THE TASK
Every record that follows should be written out word for word; the pictures stay out.

======== TASK MATERIAL ========

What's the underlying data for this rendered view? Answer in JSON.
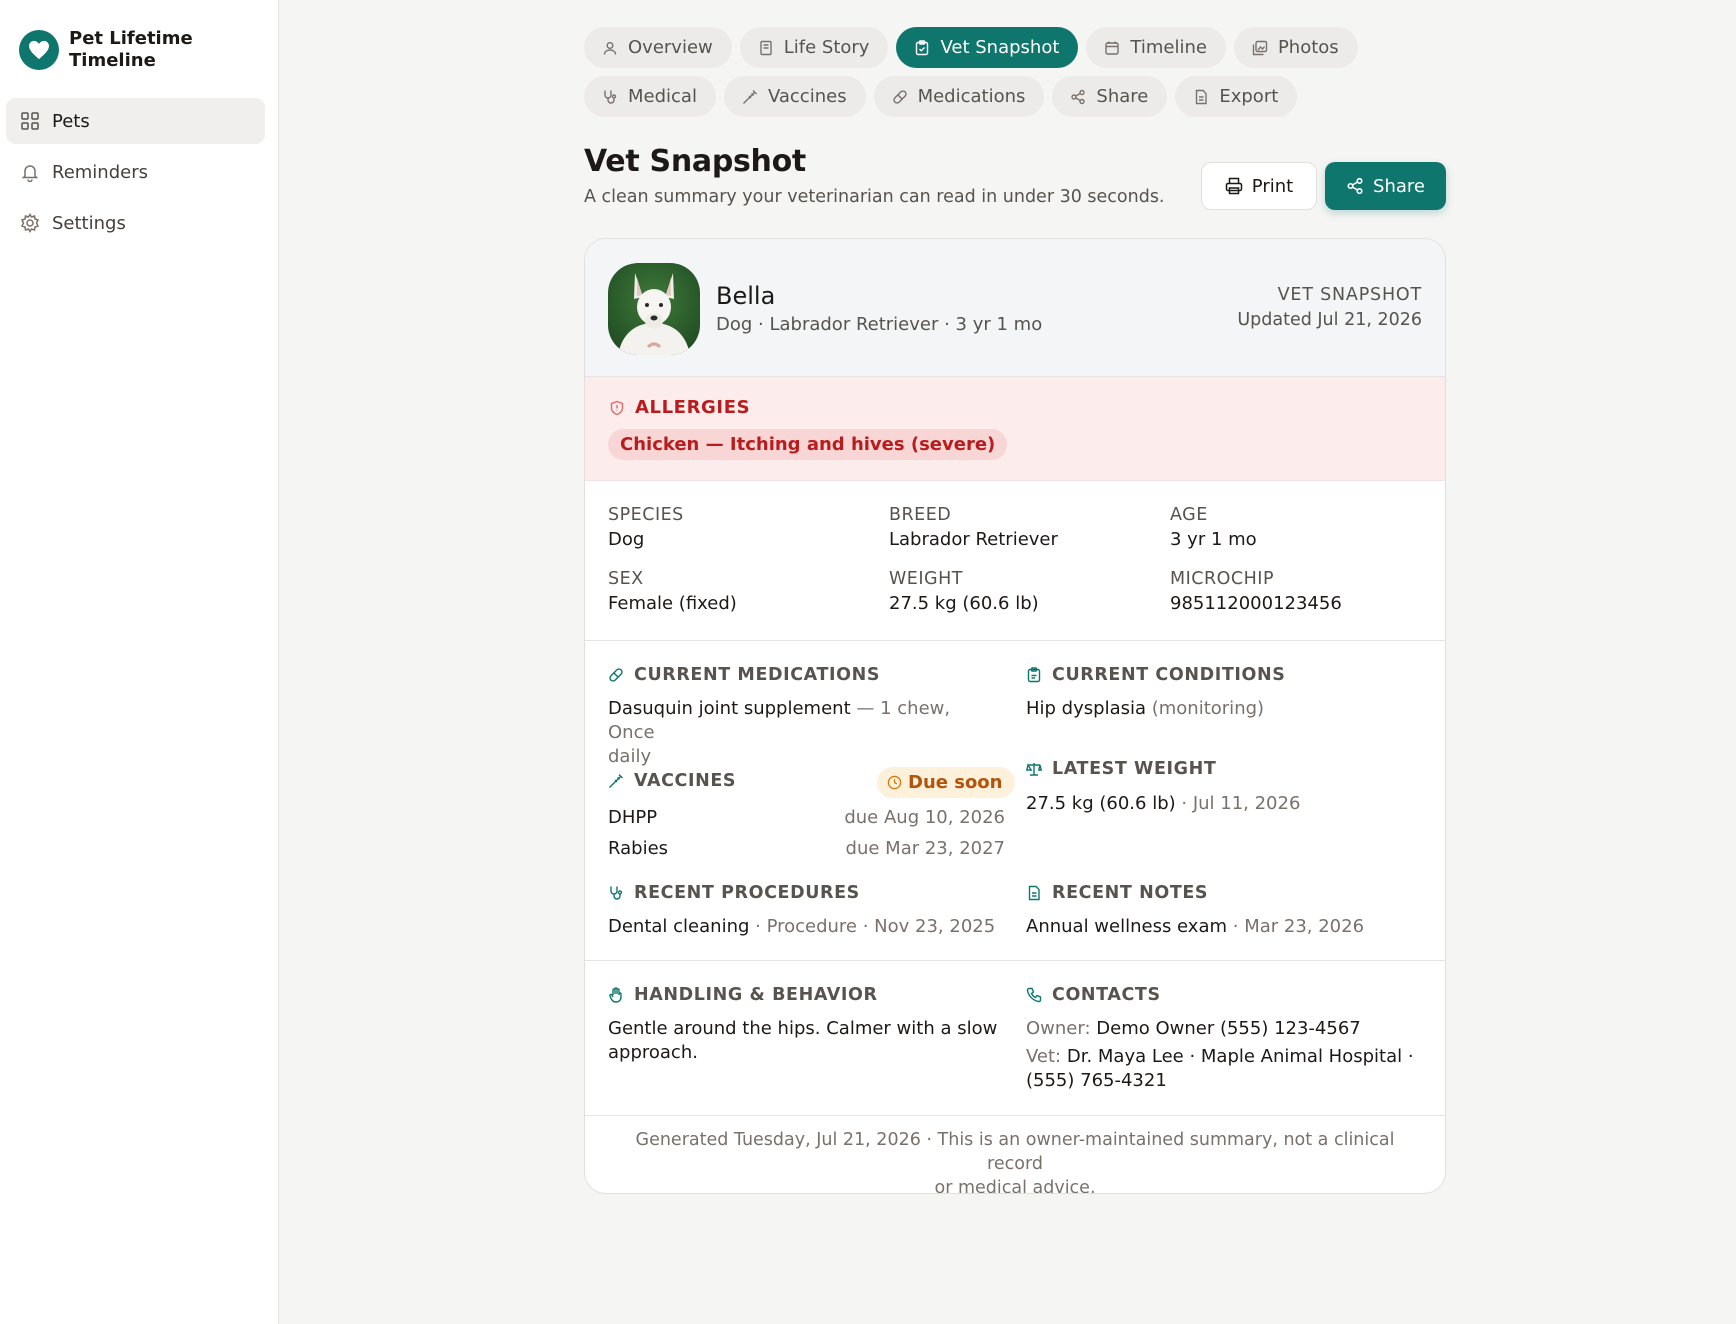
{
  "app": {
    "title_line1": "Pet Lifetime",
    "title_line2": "Timeline"
  },
  "sidebar": {
    "items": [
      {
        "label": "Pets",
        "icon": "grid-icon",
        "active": true
      },
      {
        "label": "Reminders",
        "icon": "bell-icon"
      },
      {
        "label": "Settings",
        "icon": "gear-icon"
      }
    ]
  },
  "tabs": [
    {
      "label": "Overview",
      "icon": "user-icon"
    },
    {
      "label": "Life Story",
      "icon": "book-icon"
    },
    {
      "label": "Vet Snapshot",
      "icon": "clipboard-icon",
      "active": true
    },
    {
      "label": "Timeline",
      "icon": "calendar-icon"
    },
    {
      "label": "Photos",
      "icon": "images-icon"
    },
    {
      "label": "Medical",
      "icon": "stethoscope-icon"
    },
    {
      "label": "Vaccines",
      "icon": "syringe-icon"
    },
    {
      "label": "Medications",
      "icon": "pill-icon"
    },
    {
      "label": "Share",
      "icon": "share-icon"
    },
    {
      "label": "Export",
      "icon": "file-icon"
    }
  ],
  "page": {
    "title": "Vet Snapshot",
    "subtitle": "A clean summary your veterinarian can read in under 30 seconds.",
    "print_label": "Print",
    "share_label": "Share"
  },
  "pet": {
    "name": "Bella",
    "meta": "Dog · Labrador Retriever · 3 yr 1 mo",
    "snapshot_label": "VET SNAPSHOT",
    "updated": "Updated Jul 21, 2026"
  },
  "allergies": {
    "title": "ALLERGIES",
    "items": [
      "Chicken — Itching and hives (severe)"
    ]
  },
  "facts": {
    "species": {
      "label": "SPECIES",
      "value": "Dog"
    },
    "breed": {
      "label": "BREED",
      "value": "Labrador Retriever"
    },
    "age": {
      "label": "AGE",
      "value": "3 yr 1 mo"
    },
    "sex": {
      "label": "SEX",
      "value": "Female (fixed)"
    },
    "weight": {
      "label": "WEIGHT",
      "value": "27.5 kg (60.6 lb)"
    },
    "microchip": {
      "label": "MICROCHIP",
      "value": "985112000123456"
    }
  },
  "medications": {
    "title": "CURRENT MEDICATIONS",
    "name": "Dasuquin joint supplement",
    "detail": " — 1 chew, Once",
    "detail2": "daily"
  },
  "conditions": {
    "title": "CURRENT CONDITIONS",
    "name": "Hip dysplasia",
    "status": " (monitoring)"
  },
  "vaccines": {
    "title": "VACCINES",
    "badge": "Due soon",
    "items": [
      {
        "name": "DHPP",
        "due": "due Aug 10, 2026"
      },
      {
        "name": "Rabies",
        "due": "due Mar 23, 2027"
      }
    ]
  },
  "latest_weight": {
    "title": "LATEST WEIGHT",
    "value": "27.5 kg (60.6 lb)",
    "date": " · Jul 11, 2026"
  },
  "procedures": {
    "title": "RECENT PROCEDURES",
    "name": "Dental cleaning",
    "detail": " · Procedure · Nov 23, 2025"
  },
  "notes": {
    "title": "RECENT NOTES",
    "name": "Annual wellness exam",
    "date": " · Mar 23, 2026"
  },
  "handling": {
    "title": "HANDLING & BEHAVIOR",
    "text1": "Gentle around the hips. Calmer with a slow",
    "text2": "approach."
  },
  "contacts": {
    "title": "CONTACTS",
    "owner_label": "Owner:",
    "owner": " Demo Owner (555) 123-4567",
    "vet_label": "Vet:",
    "vet": " Dr. Maya Lee · Maple Animal Hospital ·",
    "vet2": "(555) 765-4321"
  },
  "footer": {
    "line1": "Generated Tuesday, Jul 21, 2026 · This is an owner-maintained summary, not a clinical record",
    "line2": "or medical advice."
  },
  "colors": {
    "accent": "#0f766e",
    "allergy_bg": "#fdecec",
    "allergy_text": "#b91c1c",
    "due_bg": "#fdf1dc",
    "due_text": "#b45309"
  }
}
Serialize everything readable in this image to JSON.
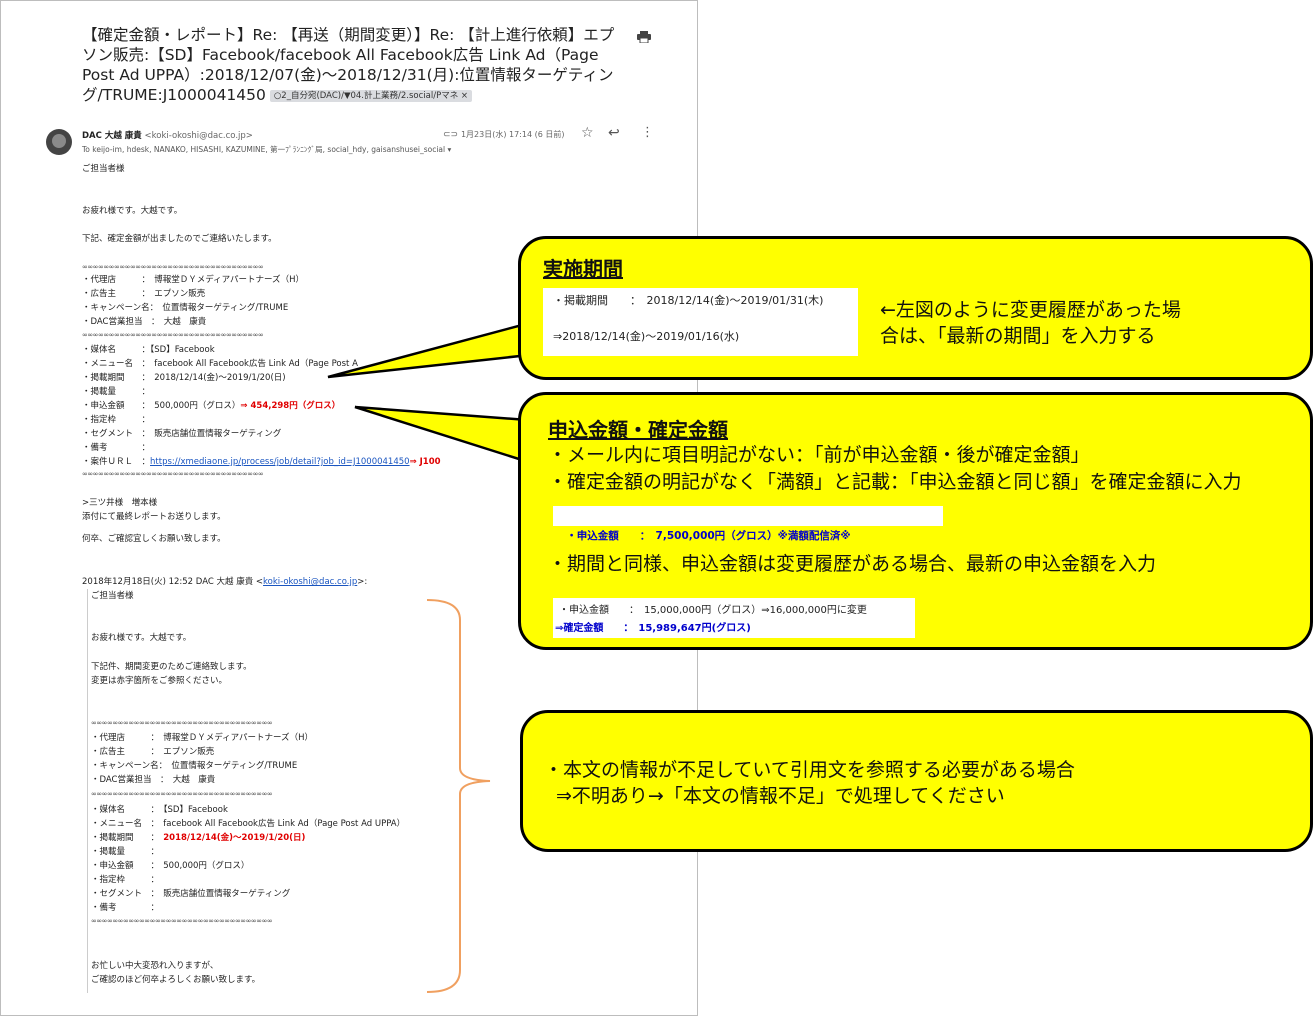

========

WRITTEN SOLUTION
What's the underlying data for this rendered view? Answer in JSON.
{
  "app": {
    "title_line1": "Pet Lifetime",
    "title_line2": "Timeline"
  },
  "sidebar": {
    "items": [
      {
        "label": "Pets",
        "icon": "grid-icon",
        "active": true
      },
      {
        "label": "Reminders",
        "icon": "bell-icon"
      },
      {
        "label": "Settings",
        "icon": "gear-icon"
      }
    ]
  },
  "tabs": [
    {
      "label": "Overview",
      "icon": "user-icon"
    },
    {
      "label": "Life Story",
      "icon": "book-icon"
    },
    {
      "label": "Vet Snapshot",
      "icon": "clipboard-icon",
      "active": true
    },
    {
      "label": "Timeline",
      "icon": "calendar-icon"
    },
    {
      "label": "Photos",
      "icon": "images-icon"
    },
    {
      "label": "Medical",
      "icon": "stethoscope-icon"
    },
    {
      "label": "Vaccines",
      "icon": "syringe-icon"
    },
    {
      "label": "Medications",
      "icon": "pill-icon"
    },
    {
      "label": "Share",
      "icon": "share-icon"
    },
    {
      "label": "Export",
      "icon": "file-icon"
    }
  ],
  "page": {
    "title": "Vet Snapshot",
    "subtitle": "A clean summary your veterinarian can read in under 30 seconds.",
    "print_label": "Print",
    "share_label": "Share"
  },
  "pet": {
    "name": "Bella",
    "meta": "Dog · Labrador Retriever · 3 yr 1 mo",
    "snapshot_label": "VET SNAPSHOT",
    "updated": "Updated Jul 21, 2026"
  },
  "allergies": {
    "title": "ALLERGIES",
    "items": [
      "Chicken — Itching and hives (severe)"
    ]
  },
  "facts": {
    "species": {
      "label": "SPECIES",
      "value": "Dog"
    },
    "breed": {
      "label": "BREED",
      "value": "Labrador Retriever"
    },
    "age": {
      "label": "AGE",
      "value": "3 yr 1 mo"
    },
    "sex": {
      "label": "SEX",
      "value": "Female (fixed)"
    },
    "weight": {
      "label": "WEIGHT",
      "value": "27.5 kg (60.6 lb)"
    },
    "microchip": {
      "label": "MICROCHIP",
      "value": "985112000123456"
    }
  },
  "medications": {
    "title": "CURRENT MEDICATIONS",
    "name": "Dasuquin joint supplement",
    "detail": " — 1 chew, Once",
    "detail2": "daily"
  },
  "conditions": {
    "title": "CURRENT CONDITIONS",
    "name": "Hip dysplasia",
    "status": " (monitoring)"
  },
  "vaccines": {
    "title": "VACCINES",
    "badge": "Due soon",
    "items": [
      {
        "name": "DHPP",
        "due": "due Aug 10, 2026"
      },
      {
        "name": "Rabies",
        "due": "due Mar 23, 2027"
      }
    ]
  },
  "latest_weight": {
    "title": "LATEST WEIGHT",
    "value": "27.5 kg (60.6 lb)",
    "date": " · Jul 11, 2026"
  },
  "procedures": {
    "title": "RECENT PROCEDURES",
    "name": "Dental cleaning",
    "detail": " · Procedure · Nov 23, 2025"
  },
  "notes": {
    "title": "RECENT NOTES",
    "name": "Annual wellness exam",
    "date": " · Mar 23, 2026"
  },
  "handling": {
    "title": "HANDLING & BEHAVIOR",
    "text1": "Gentle around the hips. Calmer with a slow",
    "text2": "approach."
  },
  "contacts": {
    "title": "CONTACTS",
    "owner_label": "Owner:",
    "owner": " Demo Owner (555) 123-4567",
    "vet_label": "Vet:",
    "vet": " Dr. Maya Lee · Maple Animal Hospital ·",
    "vet2": "(555) 765-4321"
  },
  "footer": {
    "line1": "Generated Tuesday, Jul 21, 2026 · This is an owner-maintained summary, not a clinical record",
    "line2": "or medical advice."
  },
  "colors": {
    "accent": "#0f766e",
    "allergy_bg": "#fdecec",
    "allergy_text": "#b91c1c",
    "due_bg": "#fdf1dc",
    "due_text": "#b45309"
  }
}
Serialize everything readable in this image to JSON.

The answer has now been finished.